Vern Faulkner/Courier
This vacant lot on King Street in St. Stephen has been suggested as an ideal site for a skateboard park.

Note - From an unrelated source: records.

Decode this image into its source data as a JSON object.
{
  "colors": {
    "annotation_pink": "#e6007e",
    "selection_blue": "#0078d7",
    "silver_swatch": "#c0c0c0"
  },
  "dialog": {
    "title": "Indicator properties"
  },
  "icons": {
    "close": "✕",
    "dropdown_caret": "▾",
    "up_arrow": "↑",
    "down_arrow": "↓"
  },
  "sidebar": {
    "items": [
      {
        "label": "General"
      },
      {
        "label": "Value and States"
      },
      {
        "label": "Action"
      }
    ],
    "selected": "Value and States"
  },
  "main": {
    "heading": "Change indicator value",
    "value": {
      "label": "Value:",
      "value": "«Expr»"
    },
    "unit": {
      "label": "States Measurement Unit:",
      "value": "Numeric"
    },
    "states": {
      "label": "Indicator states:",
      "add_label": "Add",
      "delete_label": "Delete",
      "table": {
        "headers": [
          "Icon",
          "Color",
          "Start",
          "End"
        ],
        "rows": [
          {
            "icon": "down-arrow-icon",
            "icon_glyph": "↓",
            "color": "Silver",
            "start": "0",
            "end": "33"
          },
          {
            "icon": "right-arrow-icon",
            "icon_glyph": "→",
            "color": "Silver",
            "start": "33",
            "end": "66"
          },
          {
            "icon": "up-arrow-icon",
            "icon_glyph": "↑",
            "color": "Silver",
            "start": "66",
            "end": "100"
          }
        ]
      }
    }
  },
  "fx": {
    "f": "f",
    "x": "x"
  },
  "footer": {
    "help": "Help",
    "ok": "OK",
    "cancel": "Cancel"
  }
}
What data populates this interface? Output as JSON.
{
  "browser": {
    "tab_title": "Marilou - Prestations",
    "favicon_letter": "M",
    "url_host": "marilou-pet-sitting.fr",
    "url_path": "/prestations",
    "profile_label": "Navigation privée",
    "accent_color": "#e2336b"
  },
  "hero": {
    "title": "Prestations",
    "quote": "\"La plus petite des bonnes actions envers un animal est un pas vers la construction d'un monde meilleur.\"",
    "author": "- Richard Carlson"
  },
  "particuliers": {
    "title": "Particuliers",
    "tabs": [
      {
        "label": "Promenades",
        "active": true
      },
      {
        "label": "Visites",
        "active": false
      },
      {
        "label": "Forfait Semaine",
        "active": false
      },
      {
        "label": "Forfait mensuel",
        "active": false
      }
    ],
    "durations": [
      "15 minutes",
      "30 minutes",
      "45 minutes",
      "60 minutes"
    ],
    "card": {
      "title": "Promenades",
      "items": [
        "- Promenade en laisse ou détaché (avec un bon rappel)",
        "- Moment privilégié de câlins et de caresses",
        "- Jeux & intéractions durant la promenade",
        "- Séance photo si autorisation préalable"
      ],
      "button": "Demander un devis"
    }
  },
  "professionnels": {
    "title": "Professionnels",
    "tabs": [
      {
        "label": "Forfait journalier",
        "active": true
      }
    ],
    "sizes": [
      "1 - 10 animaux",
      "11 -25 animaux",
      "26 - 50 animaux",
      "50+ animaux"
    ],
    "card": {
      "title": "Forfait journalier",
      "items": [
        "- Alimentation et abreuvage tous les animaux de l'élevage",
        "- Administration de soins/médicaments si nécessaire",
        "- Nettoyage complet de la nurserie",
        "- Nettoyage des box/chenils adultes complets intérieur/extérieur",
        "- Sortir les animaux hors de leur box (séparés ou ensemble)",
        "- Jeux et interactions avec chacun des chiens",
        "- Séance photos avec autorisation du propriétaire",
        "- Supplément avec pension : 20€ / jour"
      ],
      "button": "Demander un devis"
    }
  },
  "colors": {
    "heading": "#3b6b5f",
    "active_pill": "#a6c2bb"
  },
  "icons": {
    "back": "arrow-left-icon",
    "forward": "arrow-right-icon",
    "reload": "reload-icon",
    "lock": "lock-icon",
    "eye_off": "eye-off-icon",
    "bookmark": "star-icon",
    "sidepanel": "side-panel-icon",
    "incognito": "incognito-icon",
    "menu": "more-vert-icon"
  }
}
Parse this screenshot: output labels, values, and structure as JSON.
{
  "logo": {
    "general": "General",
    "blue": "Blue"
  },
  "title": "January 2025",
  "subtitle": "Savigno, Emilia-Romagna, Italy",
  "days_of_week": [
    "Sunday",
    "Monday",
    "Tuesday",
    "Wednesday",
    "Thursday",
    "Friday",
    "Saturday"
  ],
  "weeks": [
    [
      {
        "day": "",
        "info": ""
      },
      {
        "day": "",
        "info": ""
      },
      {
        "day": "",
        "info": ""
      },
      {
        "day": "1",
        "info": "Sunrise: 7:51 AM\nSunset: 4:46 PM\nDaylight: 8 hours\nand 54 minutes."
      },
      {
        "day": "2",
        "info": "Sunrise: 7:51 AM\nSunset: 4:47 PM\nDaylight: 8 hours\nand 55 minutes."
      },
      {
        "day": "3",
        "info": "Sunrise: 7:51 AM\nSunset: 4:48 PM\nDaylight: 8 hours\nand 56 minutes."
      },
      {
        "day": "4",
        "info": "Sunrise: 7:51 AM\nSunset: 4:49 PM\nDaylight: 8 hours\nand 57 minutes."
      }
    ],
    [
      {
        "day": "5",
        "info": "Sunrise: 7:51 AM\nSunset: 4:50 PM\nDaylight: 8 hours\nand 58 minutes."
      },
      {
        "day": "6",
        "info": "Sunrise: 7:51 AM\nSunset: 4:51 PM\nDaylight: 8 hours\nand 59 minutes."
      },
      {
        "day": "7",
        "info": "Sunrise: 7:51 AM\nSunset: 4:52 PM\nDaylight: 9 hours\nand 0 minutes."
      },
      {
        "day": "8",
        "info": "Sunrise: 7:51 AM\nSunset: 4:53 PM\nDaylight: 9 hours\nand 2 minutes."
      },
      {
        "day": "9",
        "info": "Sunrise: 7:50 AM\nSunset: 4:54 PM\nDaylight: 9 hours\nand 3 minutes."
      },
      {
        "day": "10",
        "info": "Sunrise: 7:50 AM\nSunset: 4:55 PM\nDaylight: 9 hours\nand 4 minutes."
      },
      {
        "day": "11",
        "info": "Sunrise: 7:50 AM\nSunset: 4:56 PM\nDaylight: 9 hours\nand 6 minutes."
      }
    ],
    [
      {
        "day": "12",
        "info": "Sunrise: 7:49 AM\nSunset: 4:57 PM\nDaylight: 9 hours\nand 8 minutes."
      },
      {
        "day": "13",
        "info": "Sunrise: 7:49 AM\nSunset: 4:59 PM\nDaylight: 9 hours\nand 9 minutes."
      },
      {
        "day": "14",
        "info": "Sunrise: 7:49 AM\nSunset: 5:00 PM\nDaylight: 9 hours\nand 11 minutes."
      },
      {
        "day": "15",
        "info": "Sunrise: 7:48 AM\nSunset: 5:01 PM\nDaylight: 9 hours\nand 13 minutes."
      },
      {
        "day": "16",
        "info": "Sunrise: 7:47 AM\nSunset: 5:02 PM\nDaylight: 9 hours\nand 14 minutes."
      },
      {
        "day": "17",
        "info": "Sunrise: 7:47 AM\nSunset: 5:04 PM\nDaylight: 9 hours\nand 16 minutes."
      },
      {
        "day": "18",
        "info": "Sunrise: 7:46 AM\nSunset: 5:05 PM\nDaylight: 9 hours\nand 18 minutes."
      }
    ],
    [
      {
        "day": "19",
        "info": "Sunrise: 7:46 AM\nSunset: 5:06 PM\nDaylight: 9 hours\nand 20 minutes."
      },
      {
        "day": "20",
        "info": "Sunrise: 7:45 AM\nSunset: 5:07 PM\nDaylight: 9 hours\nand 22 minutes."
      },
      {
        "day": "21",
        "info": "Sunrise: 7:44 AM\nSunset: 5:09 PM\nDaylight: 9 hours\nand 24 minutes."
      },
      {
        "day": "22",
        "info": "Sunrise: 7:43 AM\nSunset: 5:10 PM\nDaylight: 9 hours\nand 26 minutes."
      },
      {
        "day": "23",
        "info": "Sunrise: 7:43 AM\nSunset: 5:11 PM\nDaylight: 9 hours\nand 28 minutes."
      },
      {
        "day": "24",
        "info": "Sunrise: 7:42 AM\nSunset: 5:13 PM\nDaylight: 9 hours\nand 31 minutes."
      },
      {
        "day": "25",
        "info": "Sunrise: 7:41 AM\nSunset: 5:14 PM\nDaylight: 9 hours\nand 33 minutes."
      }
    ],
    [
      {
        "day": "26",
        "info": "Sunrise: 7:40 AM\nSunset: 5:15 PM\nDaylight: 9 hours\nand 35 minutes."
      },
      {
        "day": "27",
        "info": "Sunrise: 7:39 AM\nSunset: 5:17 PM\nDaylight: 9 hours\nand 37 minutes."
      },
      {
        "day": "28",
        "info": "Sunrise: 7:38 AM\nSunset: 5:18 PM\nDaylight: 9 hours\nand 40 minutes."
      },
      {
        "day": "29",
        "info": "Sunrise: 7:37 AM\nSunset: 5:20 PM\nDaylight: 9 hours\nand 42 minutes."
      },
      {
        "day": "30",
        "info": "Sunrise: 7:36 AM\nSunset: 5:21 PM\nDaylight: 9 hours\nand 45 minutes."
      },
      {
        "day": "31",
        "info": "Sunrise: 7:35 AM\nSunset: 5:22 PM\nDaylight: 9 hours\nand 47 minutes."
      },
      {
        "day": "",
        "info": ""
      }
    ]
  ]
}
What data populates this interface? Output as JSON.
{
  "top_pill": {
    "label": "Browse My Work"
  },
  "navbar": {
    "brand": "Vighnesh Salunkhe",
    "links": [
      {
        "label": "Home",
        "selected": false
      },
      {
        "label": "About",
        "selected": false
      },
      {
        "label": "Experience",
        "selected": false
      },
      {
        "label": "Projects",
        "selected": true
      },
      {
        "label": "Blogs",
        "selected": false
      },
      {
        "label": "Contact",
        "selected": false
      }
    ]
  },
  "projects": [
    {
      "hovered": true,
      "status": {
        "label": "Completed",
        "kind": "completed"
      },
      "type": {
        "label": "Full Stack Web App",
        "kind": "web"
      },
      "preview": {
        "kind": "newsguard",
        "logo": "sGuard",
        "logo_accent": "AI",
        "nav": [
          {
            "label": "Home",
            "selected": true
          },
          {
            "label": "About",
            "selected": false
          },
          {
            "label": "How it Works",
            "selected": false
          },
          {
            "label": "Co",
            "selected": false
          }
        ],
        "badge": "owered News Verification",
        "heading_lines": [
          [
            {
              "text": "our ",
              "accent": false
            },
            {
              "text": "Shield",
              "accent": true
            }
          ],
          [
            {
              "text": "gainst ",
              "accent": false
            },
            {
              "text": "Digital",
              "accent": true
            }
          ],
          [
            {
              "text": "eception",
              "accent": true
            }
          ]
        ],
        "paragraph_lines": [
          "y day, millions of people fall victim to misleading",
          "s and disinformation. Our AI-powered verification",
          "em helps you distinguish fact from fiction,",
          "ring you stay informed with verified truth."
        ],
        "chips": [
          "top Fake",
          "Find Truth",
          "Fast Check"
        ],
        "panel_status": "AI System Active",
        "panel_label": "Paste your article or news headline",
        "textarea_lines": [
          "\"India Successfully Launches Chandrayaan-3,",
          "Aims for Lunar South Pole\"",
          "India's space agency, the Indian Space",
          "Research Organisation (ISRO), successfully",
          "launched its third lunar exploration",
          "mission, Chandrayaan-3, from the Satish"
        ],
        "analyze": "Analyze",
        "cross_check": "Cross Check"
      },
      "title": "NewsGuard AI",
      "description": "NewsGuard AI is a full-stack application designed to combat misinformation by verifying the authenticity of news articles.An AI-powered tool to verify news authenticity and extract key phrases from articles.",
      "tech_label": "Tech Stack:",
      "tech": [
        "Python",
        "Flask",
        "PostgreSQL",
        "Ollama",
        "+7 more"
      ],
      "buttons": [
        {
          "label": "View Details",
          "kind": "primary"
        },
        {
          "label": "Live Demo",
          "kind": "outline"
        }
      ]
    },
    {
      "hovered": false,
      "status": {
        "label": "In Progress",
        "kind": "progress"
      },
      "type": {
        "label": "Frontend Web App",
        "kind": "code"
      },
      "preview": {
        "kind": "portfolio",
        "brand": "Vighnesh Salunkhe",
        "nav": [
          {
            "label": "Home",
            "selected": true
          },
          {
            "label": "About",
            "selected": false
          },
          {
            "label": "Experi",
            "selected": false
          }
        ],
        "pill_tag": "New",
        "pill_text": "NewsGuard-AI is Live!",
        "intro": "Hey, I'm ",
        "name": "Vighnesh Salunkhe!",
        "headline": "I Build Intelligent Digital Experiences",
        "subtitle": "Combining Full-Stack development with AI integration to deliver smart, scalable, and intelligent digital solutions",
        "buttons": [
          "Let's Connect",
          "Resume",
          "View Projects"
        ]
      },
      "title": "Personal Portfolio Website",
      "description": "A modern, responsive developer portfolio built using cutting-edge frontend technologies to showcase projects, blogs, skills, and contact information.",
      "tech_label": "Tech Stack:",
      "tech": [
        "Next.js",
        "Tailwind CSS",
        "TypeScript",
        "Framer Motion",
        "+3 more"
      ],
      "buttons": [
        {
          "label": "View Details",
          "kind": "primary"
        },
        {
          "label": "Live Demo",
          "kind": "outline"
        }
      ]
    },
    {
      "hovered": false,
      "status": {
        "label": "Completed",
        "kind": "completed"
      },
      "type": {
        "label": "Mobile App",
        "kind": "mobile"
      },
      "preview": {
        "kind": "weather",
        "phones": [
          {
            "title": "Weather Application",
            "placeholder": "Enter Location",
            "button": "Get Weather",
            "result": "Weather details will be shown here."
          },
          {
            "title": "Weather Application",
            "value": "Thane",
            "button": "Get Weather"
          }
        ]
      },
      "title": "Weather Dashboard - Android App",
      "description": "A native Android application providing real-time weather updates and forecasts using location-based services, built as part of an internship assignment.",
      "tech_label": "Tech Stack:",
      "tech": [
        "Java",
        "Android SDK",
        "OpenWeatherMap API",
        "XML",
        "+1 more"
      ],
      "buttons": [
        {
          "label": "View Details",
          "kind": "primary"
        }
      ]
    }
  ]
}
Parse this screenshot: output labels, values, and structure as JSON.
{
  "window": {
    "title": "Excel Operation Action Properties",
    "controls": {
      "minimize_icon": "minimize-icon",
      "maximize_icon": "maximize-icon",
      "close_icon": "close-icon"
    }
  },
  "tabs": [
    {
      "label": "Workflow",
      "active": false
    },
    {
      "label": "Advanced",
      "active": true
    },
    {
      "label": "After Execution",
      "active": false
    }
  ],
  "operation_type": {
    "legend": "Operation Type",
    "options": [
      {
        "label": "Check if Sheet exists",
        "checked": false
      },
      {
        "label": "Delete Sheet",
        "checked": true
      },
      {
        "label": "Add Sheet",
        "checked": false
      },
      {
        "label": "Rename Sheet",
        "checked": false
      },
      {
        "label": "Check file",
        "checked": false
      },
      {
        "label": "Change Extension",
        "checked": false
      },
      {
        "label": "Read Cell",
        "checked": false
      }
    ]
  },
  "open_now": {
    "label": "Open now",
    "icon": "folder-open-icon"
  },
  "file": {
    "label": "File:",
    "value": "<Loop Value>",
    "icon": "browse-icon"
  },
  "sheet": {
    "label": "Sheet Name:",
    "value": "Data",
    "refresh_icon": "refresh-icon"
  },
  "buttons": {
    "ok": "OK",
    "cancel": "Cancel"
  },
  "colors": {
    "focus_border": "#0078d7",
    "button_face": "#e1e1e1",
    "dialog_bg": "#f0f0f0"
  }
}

St. Stephen councillors have asked town staff to investigate ownership of the land - which is believed to be held by the province - as the first step in determining the land’s feasibility for that purpose.

Vern Faulkner
St. Stephen
Jennifer Urquhart came to Wednesday night’s St. Stephen council meeting with a problem: she left with, perhaps, a stunning solution.
Urquhart, the Kiwanian spearheading efforts to construct a skateboard and BMX park to serve the town and outlying regions, told council she had evaluated seven locations for the park suggested by staff, comparing them to the desires of the skateboarding community.
None emerged as a clear-cut choice.
“Some of the locations are great, some of them are secluded, which we feel is not great for the little ones.”
Potential users of the proposed facility need something that they can easily access – which generally means a centralized location – and has access to washrooms and potable water, Urquhart said, noting she had consulted with other skateboarders, and most, she said, want the facility downtown.
She estimated about 90 youth within St. Stephen itself would be potential users, and stated that a facility need not be of greater area than 735 square metres (8,000 square feet). The facility in Sussex, she noted, is about 550 square meters (6,000 square feet.)
Suggested locations included land near the Milltown Pool, the old lagoon, the now-decommissioned pool next to St. Stephen Middle School, and elsewhere.
“We’re just waiting on a location to get started,” stated Urquhart, noting that contact had been made with a suitable designer to develop a plan.
That’s when councillors started to discuss the use of land near the corner of King and Prince William streets, left vacant last year after demolition of a derelict property.
Standard town building lots are about 550 metres in size.
The location – near a convenience store and the civic centre – gives the centralized location ready access to refreshment and washroom facilities, noted Deputy Mayor John Ames.
Mayor John Quartermain instructed property manager Kingsley Bailey to confirm the property is currently owned by the Province of New Brunswick.
Councillors, by consensus, agreed the location may be ideal for the skateboard park, and urged further investigation on the feasibility.

editor@stcroixcourier.ca